● Try it: Every line with the string "field" should be copied from the data.

(Dataset rows describing interfaces)
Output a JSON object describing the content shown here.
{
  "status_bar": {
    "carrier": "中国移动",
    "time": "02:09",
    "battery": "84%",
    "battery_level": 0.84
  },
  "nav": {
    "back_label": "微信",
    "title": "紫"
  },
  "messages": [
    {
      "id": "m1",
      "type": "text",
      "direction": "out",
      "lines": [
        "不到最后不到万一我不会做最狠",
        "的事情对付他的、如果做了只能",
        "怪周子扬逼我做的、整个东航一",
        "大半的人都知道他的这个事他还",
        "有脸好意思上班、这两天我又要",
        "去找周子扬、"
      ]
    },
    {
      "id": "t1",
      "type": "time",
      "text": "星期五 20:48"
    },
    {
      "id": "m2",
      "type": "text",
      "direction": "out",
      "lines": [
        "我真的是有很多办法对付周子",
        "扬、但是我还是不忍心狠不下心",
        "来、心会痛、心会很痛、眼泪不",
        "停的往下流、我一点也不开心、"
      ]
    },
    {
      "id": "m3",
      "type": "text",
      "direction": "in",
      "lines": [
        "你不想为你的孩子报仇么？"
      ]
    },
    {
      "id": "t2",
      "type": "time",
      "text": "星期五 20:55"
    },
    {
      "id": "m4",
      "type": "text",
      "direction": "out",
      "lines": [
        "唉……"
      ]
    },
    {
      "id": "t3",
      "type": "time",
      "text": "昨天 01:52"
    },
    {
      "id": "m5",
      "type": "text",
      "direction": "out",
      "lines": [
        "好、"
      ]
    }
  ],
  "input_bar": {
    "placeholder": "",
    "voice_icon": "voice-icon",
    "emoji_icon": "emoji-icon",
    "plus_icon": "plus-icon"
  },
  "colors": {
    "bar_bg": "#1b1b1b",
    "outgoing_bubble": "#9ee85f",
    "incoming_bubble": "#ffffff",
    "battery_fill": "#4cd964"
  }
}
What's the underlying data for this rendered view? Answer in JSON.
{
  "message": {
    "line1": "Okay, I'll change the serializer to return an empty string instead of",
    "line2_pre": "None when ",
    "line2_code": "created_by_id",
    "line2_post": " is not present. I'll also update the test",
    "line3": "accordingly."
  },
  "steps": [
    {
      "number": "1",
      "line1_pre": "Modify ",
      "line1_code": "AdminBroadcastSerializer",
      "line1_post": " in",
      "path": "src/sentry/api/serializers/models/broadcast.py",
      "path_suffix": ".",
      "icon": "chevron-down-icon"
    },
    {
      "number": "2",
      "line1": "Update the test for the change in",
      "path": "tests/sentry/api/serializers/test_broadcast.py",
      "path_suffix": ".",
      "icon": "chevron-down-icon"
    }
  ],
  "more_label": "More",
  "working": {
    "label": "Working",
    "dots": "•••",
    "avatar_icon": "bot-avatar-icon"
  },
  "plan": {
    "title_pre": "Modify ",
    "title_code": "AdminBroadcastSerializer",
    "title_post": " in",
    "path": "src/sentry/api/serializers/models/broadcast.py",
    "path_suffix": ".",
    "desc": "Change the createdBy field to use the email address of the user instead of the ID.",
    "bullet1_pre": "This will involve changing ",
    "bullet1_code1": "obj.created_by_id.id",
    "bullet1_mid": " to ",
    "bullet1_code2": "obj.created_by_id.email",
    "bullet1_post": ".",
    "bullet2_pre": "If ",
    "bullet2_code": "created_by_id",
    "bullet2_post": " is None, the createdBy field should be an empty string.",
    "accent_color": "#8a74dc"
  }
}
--
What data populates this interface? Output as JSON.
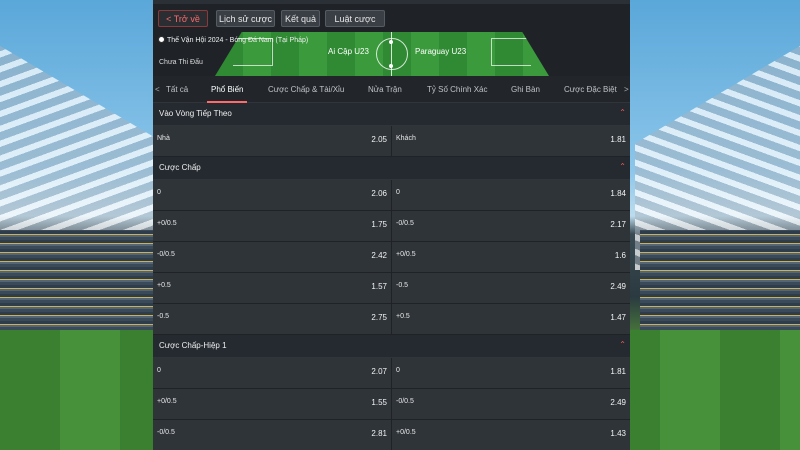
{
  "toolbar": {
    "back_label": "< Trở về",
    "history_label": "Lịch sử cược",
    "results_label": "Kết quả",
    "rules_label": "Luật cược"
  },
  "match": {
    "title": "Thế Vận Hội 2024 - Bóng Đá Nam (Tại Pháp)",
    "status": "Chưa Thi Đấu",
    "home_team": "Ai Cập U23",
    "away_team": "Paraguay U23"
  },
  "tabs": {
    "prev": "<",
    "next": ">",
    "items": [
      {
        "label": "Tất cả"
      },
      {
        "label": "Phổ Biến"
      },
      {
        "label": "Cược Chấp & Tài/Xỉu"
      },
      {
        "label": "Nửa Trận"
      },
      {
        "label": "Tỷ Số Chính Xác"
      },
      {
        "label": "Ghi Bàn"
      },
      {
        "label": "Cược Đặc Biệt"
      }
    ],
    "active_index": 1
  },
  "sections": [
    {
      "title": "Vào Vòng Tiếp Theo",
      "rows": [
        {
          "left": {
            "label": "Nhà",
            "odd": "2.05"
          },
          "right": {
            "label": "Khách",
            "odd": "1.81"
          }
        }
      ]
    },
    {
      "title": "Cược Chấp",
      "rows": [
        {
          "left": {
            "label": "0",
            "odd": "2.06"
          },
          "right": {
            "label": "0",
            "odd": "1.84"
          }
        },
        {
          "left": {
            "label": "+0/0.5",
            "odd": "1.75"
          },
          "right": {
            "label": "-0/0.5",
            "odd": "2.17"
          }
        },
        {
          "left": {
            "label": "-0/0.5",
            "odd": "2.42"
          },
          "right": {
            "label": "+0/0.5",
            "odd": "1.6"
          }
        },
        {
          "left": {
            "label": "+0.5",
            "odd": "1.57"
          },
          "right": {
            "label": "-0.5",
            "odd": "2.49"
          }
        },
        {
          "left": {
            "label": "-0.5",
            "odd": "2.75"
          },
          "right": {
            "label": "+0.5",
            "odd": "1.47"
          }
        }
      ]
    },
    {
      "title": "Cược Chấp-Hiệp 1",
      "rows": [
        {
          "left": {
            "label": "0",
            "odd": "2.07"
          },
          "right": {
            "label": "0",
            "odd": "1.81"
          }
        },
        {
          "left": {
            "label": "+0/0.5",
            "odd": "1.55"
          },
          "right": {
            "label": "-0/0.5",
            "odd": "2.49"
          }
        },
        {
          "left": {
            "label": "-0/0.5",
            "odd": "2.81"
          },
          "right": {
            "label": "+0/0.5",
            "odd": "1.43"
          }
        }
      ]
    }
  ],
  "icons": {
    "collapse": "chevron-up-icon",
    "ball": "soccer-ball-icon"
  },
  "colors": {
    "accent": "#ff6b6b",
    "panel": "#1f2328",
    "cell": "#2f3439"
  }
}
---
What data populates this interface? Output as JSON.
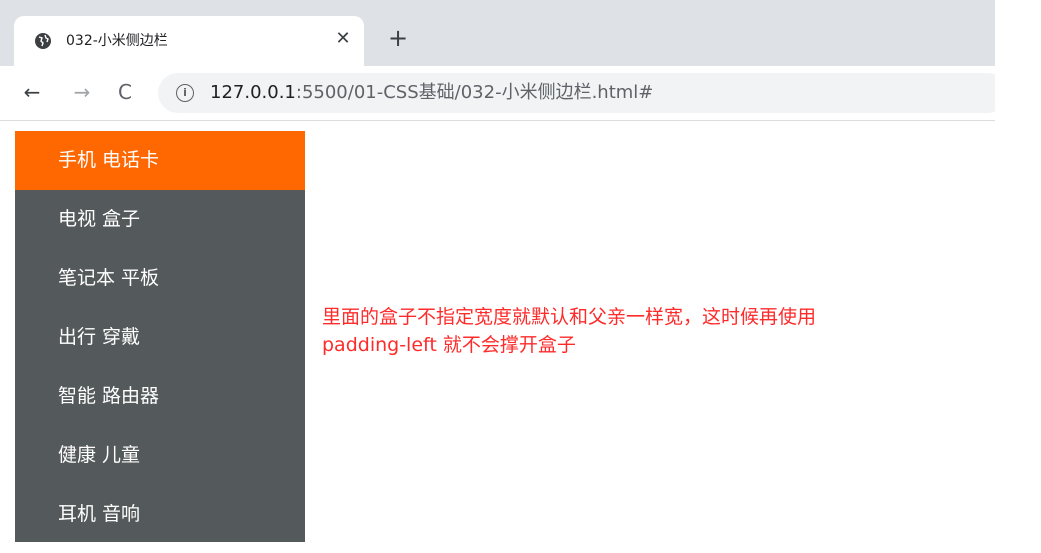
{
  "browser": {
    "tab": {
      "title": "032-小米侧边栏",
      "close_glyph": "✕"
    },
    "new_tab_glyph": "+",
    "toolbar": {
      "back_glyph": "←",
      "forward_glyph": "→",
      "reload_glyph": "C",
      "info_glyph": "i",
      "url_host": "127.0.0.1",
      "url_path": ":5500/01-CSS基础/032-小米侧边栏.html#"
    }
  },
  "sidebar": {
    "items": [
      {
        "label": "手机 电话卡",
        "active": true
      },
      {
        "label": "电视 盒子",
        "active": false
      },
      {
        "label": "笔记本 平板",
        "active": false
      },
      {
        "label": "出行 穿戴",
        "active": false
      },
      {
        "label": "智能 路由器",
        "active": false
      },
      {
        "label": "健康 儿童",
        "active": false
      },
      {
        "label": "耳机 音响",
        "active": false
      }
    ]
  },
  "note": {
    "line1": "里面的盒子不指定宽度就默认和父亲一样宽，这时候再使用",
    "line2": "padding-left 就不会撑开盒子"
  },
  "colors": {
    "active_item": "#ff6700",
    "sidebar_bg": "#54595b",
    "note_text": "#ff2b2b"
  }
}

● Result for this exercise:
    "desc": "Change the createdBy field to use the email address of the user instead of the ID.",
    "bullet2_post": " is None, the createdBy field should be an empty string.",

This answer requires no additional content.